Start of Block
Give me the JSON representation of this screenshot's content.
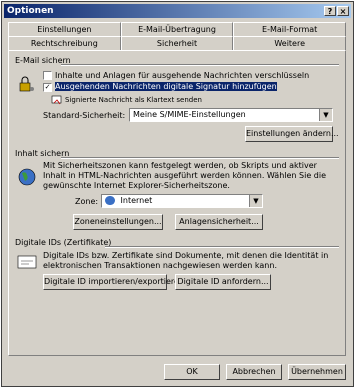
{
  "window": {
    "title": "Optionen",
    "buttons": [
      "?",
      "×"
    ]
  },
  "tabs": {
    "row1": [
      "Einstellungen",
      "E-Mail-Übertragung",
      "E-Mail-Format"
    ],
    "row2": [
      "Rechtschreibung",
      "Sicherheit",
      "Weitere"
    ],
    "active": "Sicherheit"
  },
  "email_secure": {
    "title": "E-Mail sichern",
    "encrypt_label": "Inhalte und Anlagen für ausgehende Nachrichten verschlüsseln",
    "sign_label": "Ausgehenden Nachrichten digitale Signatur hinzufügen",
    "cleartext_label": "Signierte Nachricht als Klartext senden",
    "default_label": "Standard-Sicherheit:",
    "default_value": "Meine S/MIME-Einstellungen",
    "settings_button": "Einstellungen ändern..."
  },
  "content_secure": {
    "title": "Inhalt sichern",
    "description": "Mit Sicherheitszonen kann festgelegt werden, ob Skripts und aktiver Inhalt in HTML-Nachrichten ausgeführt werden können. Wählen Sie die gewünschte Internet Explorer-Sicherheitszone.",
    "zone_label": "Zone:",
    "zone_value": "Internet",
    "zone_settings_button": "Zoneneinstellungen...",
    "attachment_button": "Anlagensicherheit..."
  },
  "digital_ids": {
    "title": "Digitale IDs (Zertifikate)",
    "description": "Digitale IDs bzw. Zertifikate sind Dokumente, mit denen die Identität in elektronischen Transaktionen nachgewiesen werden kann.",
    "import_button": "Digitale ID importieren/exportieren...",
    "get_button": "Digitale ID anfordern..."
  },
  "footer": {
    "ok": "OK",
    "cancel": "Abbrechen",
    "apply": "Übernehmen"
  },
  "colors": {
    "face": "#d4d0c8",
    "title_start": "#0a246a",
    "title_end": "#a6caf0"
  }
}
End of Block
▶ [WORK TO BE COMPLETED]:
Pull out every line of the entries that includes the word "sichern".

▶ [ANSWER BOX]:
    "title": "E-Mail sichern",
    "title": "Inhalt sichern",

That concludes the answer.